After reading the great blog article from Johannes Link about property testing in Kotlin, I was inclined trying it out. Having written property tests with kotest before, I was curious what I was missing and how much I would like a specialized property testing framework.
After my visit to this year’s BusConf at the beginning of August 2018 and some discussion with a colleague who asked me about my opinion Value Objects and FP, I decided to start learning about Applicative Functors. I was surprised how easy it is to implement a more functional style validation using them and I knew that I have to prepare a talk about it to share my passion. There’s also an excellent blog post from Codurance about this topic in two parts that I highly recommend (Part1, Part2).
I did not expect to have enough insights/time to hold a session at SoCraTes at the end of August about it, but I began preparing one anyways in hope to have it ready for SoCraTes Franken Day in September.
While preparing it finally occurred to me, that by trying to explain the topic to others, I finally got a deeper understanding of it myself. I was so surprised how well it went so I decided to hold a small evening session about it in SoCraTes. While it still lacked some polishing, I think that I could give the attendees a gist of Validation in FP which was very fulfilling for me.
I think that learning by teaching works for me and I will continue to hold sessions about topics where I do not consider myself being an expert.
In order to try out new stuff and learn about new languages, tools and libraries, I created a little GitHub project. Right now I’ve uploaded some Coding Katas in different languages. Next week, I will try out python and upload some more stuff. Perhaps I should stop doing GameOfLife and FizzBuzz, it gets boring after the third or fourth language 😉
Btw, you can find the GitHub link also at the bottom right of every page!
From my experience, when introducing mocks to your testing, it is easy to get messy, hard to maintain code. The 4 heuristics I’d like to present come from my experience with Outside-In designed artifacts that might not be right. Keep in mind that these are not meant to be a path of virtue that I must slavishly follow. I often violate them and still feel that the code is good (enough).
I want to accuse someone for writing bad code. This person has written lots of crap for about 7-8 years. Little time went into refactoring and even less into automated tests. When I look at his code my first thought is “what the hell was this guy thinking?”. In many cases his approach to software design has proven to be harmful for me. For example, when forced to fix a bug that was introduced by my bugfix because I did not understand the code well enough.

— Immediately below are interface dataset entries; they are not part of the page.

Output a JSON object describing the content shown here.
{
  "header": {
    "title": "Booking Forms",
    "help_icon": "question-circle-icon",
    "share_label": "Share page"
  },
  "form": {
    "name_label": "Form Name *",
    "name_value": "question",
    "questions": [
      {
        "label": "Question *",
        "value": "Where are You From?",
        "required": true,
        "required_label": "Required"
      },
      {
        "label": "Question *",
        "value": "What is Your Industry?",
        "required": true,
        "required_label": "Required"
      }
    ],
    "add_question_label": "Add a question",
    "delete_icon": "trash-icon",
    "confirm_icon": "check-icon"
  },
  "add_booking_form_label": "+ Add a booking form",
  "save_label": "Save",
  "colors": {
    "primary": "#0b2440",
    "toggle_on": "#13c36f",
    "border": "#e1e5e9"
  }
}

After using TDD at work for about 2.5 years, I finally feel that while I still need more practice I am no longer a novice. I am confident enough to post some advices that come from common pitfalls I’ve encountered when still at beginner level. While they might be obvious to TDD experts I often notice similar mistakes other beginners make. So I thought that I might write as well them down.